Your goal: Check each line of the entries below for the string "شعله"; copy every line where it appears.

** Recorded data follows **

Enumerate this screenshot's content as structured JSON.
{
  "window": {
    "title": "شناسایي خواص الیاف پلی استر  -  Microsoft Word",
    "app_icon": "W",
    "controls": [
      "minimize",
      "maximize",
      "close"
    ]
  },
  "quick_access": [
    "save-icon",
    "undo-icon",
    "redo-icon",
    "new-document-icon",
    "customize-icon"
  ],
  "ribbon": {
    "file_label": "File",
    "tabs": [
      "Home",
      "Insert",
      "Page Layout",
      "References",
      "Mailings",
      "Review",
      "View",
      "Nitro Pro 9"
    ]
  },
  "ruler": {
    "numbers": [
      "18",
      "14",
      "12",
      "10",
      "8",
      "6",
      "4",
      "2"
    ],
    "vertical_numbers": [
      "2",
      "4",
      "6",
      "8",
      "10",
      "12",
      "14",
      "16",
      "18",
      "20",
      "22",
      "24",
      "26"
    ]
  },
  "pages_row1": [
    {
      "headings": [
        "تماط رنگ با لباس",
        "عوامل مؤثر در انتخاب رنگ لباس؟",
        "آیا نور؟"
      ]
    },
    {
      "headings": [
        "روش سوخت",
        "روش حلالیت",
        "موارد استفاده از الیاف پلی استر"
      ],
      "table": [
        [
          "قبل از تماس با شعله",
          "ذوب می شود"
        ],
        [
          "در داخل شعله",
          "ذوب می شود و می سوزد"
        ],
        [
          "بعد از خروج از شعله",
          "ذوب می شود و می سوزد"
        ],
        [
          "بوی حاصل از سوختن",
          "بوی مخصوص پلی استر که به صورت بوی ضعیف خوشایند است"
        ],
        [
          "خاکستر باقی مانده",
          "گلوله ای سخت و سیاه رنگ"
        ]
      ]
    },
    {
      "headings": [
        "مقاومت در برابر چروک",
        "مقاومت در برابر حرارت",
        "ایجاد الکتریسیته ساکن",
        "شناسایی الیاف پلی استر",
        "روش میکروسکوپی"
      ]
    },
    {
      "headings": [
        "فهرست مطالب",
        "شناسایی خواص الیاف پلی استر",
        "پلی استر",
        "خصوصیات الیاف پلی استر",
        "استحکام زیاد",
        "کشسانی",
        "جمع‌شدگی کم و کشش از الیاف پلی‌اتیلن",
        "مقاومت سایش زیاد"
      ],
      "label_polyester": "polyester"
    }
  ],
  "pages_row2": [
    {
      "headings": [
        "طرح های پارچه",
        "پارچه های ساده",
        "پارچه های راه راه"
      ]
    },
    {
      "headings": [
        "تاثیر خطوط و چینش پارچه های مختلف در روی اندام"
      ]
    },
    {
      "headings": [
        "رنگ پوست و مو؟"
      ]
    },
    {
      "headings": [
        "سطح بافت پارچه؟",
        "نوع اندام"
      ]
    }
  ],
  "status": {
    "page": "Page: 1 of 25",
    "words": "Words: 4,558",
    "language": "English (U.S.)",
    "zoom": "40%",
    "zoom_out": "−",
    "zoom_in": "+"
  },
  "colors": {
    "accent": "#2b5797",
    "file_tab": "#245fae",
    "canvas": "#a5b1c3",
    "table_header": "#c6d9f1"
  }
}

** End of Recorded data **

Solution to the exercise:
          "قبل از تماس با شعله",
          "در داخل شعله",
          "بعد از خروج از شعله",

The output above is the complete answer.